Beth Galton is a prominent food and still life photographer and director who has worked with pretty much every advertising agency, design firm, major American brand, and then some over the past thirty-five years. Influenced by the sensual, organic classicism of fine art photographers Edward Weston, Ansel Adams, and Edward Steichen, Beth’s meticulous and often witty botanical, food and fine art images elevate food and objects to art, combining her worldly cultural references and curiosity along with a resolute awareness of what’s now.
Beth shares a very personal series titled Memory of Absence with AtEdge
In 2017, my mother and father, who had not lived together for 50 years by that time, died within three days of each other. After my sister and I inherited my mother’s home, we were startled to find the extent to which she had been hoarding. We discovered her journals, copious letters written to family members and never sent, everyday objects and photographs depicting many family scenes that I have no memory of. A profound sadness combined with these surprising discoveries led to my creating this body of work exploring feelings, memories and even buried memories – all brought to the surface through these revelations.
These images are the fruition of much exploration. My creative process begins with composing and photographing a still life of the botanicals together with the objects that I have collected and saved from my mother’s home. I then print out the image and create yet another still life by layering more objects with the print and then re-photograph this composition. There by giving a further sense of the complex and layered emotions found within family dynamics.

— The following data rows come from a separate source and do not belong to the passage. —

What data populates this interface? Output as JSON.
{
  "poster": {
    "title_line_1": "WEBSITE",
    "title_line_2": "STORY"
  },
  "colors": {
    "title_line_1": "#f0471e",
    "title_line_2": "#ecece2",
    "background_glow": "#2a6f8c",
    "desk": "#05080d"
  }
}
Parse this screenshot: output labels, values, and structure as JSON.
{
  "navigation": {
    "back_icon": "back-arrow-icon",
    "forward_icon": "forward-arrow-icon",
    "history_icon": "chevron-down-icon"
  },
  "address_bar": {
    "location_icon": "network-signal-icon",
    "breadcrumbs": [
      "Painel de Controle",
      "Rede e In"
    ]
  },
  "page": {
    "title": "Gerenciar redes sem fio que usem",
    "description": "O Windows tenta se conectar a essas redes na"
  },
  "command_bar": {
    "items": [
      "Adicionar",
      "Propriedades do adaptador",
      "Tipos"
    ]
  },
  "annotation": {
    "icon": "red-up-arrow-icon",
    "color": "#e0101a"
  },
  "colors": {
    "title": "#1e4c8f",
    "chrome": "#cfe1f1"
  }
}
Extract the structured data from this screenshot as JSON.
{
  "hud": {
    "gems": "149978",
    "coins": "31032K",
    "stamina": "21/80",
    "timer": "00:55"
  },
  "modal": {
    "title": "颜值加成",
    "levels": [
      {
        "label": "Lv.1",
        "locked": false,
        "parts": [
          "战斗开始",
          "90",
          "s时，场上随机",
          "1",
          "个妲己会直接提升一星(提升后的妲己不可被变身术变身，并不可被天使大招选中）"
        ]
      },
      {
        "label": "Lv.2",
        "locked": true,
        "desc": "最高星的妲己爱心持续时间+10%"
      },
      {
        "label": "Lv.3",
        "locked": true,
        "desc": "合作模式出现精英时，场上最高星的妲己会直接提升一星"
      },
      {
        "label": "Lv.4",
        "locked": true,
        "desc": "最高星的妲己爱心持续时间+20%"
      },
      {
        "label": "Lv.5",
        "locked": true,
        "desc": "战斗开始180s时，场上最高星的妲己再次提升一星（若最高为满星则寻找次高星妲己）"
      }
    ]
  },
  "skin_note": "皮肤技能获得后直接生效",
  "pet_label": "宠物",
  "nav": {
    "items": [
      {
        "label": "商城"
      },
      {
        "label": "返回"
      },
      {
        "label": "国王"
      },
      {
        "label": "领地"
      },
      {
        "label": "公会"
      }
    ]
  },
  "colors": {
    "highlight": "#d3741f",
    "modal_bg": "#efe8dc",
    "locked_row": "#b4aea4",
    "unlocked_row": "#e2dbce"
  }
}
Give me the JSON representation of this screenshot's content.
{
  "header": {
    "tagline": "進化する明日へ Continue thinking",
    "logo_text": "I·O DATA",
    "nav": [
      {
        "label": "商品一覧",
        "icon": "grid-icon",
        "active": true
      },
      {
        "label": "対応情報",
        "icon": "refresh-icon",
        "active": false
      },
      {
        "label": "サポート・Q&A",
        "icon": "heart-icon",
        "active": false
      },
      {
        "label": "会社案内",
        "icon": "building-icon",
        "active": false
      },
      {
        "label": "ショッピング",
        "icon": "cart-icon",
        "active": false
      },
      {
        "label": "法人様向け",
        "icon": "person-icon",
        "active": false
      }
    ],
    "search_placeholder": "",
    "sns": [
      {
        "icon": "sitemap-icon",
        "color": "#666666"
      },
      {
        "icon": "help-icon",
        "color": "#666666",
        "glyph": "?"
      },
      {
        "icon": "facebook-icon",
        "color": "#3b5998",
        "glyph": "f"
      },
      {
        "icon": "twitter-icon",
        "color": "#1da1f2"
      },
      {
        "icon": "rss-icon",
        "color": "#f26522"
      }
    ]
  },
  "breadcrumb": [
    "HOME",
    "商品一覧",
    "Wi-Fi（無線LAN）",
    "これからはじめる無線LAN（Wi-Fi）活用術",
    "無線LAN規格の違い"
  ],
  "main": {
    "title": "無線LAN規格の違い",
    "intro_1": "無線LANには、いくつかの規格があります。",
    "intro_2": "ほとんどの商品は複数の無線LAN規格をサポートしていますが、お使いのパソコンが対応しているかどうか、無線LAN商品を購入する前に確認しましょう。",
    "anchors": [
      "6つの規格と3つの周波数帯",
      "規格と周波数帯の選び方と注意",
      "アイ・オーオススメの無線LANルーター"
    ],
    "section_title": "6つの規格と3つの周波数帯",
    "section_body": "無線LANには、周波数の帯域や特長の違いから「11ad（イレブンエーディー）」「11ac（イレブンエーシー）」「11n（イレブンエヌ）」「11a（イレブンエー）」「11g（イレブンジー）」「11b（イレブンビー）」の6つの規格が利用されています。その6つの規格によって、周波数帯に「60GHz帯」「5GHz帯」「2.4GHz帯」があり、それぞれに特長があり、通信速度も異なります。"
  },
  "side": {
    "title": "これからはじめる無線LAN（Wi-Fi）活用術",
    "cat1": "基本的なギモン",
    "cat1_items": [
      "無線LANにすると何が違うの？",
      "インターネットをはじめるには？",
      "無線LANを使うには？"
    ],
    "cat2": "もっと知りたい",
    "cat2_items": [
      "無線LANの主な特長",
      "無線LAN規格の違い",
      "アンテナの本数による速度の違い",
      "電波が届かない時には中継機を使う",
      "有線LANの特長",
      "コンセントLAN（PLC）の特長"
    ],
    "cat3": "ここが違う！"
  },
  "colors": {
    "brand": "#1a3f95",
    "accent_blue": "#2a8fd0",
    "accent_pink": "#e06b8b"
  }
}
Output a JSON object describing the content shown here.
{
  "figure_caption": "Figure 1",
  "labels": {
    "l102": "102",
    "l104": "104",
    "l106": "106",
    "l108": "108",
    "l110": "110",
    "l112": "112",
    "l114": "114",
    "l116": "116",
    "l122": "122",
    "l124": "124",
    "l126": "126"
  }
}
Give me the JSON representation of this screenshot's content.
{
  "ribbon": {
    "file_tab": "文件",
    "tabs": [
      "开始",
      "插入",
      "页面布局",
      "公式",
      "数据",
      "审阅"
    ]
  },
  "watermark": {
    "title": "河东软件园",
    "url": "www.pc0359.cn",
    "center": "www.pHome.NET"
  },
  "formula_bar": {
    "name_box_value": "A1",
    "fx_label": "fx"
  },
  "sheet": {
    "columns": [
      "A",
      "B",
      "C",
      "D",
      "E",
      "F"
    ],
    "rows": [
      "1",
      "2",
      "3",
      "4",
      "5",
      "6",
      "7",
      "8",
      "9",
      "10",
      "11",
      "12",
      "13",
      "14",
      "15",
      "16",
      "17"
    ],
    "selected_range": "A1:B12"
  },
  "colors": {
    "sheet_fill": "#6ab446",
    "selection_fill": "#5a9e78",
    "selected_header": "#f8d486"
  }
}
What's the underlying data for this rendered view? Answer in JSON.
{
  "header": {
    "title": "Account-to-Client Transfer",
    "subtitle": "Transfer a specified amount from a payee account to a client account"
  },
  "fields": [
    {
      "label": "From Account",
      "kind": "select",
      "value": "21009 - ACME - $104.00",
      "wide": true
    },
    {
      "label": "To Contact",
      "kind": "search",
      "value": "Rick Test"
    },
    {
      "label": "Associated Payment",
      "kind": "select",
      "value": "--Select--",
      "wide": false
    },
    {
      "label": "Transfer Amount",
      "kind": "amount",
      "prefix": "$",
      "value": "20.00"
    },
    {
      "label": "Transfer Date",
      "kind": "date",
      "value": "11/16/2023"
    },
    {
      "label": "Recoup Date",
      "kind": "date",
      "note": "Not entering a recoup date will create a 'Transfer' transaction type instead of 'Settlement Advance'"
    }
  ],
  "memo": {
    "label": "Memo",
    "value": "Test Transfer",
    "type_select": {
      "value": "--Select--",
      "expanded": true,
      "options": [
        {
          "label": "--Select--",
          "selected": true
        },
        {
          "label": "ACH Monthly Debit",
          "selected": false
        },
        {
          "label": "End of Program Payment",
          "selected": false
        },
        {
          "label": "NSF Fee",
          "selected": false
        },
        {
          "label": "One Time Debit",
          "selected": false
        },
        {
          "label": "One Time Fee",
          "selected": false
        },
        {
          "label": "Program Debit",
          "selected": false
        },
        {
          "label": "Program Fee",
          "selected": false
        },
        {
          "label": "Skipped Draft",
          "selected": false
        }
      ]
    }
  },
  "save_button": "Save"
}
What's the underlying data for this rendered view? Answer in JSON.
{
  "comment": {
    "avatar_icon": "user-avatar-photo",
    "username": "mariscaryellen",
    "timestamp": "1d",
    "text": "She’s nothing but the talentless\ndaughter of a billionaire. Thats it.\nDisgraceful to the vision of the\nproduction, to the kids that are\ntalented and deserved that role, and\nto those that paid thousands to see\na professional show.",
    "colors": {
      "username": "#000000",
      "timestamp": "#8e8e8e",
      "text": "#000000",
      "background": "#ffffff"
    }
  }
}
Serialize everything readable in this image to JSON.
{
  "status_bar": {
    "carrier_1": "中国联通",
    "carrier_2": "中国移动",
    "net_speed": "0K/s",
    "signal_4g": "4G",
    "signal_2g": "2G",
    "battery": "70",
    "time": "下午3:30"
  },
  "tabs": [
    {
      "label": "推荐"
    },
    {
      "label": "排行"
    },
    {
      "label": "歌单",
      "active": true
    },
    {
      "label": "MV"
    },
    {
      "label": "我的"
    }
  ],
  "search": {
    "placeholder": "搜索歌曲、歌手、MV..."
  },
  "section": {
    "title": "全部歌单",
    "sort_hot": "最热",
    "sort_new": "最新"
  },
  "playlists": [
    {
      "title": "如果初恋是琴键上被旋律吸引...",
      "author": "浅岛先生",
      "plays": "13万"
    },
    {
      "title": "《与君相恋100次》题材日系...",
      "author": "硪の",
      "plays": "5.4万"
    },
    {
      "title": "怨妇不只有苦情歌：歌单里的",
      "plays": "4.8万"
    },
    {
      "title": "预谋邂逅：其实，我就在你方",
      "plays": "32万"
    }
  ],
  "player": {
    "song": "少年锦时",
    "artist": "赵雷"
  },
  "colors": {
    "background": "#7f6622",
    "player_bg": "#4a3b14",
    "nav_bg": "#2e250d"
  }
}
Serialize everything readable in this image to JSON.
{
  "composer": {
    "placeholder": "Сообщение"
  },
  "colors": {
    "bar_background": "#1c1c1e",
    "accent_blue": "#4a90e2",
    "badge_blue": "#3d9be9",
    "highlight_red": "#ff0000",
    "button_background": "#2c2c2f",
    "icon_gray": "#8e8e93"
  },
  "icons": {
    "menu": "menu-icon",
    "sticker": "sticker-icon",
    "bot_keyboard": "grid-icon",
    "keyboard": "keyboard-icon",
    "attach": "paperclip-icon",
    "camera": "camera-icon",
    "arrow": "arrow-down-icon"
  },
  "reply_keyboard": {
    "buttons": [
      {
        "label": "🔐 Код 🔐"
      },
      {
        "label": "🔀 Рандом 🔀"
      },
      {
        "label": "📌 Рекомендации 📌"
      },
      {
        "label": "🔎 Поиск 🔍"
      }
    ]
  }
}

Thank you for sharing this beautiful project with us.
To learn more about the work of Beth Galton please visit her site at Beth Galton.